AIM Project Officially Launched!
The Australia-Indonesia Museum Project (AIM Project) was officially launched on Thursday, 27 May 2021 through an online event.
The launch event brought together twenty-two (22) participants representing twelve (12) museums from eight (8) provinces in Indonesia, as well as ten (10) curators from the Western Australian Museum (WAM). These curators will work together to develop collaborative approaches to researching and interpreting significant museum objects and collections from both countries, and will co-curate an online exhibition that will be launched in 2022.
The implementation of the project will be a collaborative effort, and will be led by Deakin University's Cultural Heritage Asia-Pacific Group in collaboration with the Museum Nasional Indonesia, the Western Australian Museum (WAM), the Southeast Asia Museum Services (SEAMS), and participants from across Indonesia. The AIM Project has been made possible through grant funding from the Australia-Indonesia Institute (AII) of the Department of Foreign Affairs and Trade (DFAT), Australia, and the Ministry of Education, Culture, Research and Technology of the Republic of Indonesia.
At the launch of the AIM Project, Associate Professor Steve Cooke from Deakin University shared that:

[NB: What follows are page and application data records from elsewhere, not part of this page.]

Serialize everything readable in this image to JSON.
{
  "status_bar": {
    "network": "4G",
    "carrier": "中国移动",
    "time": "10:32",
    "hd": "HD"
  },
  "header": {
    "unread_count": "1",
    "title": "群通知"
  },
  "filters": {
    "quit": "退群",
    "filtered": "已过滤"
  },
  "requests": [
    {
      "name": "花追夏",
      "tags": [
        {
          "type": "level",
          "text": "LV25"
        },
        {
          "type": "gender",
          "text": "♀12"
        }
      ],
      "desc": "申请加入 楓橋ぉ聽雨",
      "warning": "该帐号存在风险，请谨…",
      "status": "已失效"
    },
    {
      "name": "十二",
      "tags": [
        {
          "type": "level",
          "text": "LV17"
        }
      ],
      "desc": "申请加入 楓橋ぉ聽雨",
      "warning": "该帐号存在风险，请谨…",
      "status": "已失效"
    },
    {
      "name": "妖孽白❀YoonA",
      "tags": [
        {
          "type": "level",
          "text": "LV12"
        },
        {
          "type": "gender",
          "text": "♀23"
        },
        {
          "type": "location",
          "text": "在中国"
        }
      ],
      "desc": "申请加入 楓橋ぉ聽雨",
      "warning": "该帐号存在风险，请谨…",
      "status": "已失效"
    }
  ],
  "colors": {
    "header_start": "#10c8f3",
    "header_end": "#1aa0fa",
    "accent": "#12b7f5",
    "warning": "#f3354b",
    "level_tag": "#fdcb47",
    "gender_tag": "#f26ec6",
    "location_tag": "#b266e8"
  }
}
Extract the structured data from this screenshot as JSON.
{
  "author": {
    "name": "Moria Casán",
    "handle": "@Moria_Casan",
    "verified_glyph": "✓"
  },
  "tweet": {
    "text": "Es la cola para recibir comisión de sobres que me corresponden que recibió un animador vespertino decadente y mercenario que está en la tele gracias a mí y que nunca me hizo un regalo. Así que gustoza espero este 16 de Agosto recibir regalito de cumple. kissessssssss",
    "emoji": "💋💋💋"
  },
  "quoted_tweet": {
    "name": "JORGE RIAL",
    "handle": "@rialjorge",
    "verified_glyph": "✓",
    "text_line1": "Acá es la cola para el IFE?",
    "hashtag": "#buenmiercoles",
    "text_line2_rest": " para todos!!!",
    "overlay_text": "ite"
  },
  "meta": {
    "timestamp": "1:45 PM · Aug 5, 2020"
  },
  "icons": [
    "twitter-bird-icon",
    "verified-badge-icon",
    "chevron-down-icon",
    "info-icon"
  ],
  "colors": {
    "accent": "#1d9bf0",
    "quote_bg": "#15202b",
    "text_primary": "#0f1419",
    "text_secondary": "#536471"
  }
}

“Museums are the storehouses of our collective memories, places where stories about the past present and future are told. Traditionally, exhibitions have been conceived with a national frame of reference, but more recent approaches are exploring trans-national connections of people, objects, and ideas. Through a process of co-curation with curators, the project will develop new approaches to understanding how these histories are collected, displayed, and interpreted in Australian and Indonesian museums.”
Dr Hilmar Farid, the Director General of Culture from the MOECRT said:
“We hope this project will strengthen and broaden greater understanding between our communities, promote cross-sectoral consultation and coordination to enhance knowledge of Indonesian and Australian cultures through various media, and encourage arts and cultural exchanges among relevant institutions. In the longer term, I believe that this project will amplify Indonesia and Australia's cultural cooperation, especially in the museum field.”
In his opening remarks at the meeting, Allaster Cox, Deputy Australian Ambassador to Indonesia, DFAT, shared that:
“This AIM project is a very innovative concept that will help build connection across museums in Australia and Indonesia and knowledge about new and emerging museums practice. I would like to thank all the partners and supporters who have made the project possible, in particular the Indonesian MOECRT, the Australia Indonesia Institute (AII), which has had a strong role in supporting the Project and many others like it, and all the participants from across Indonesian who will join the trainings and exhibition development.”
Diana Jones, Acting CEO/Executive Director, Collections and Research, Western Australian Museum, outlined that:
“The WA Museum Boola Bardip Connections gallery features a number of stories and objects which connect Australian with Southeast Asia. It is anticipated that collaboration with Indonesian colleagues will provide further interpretation about the shared heritage of our collections.”
A recording of the launch event can be accessed via SEAMS YouTube.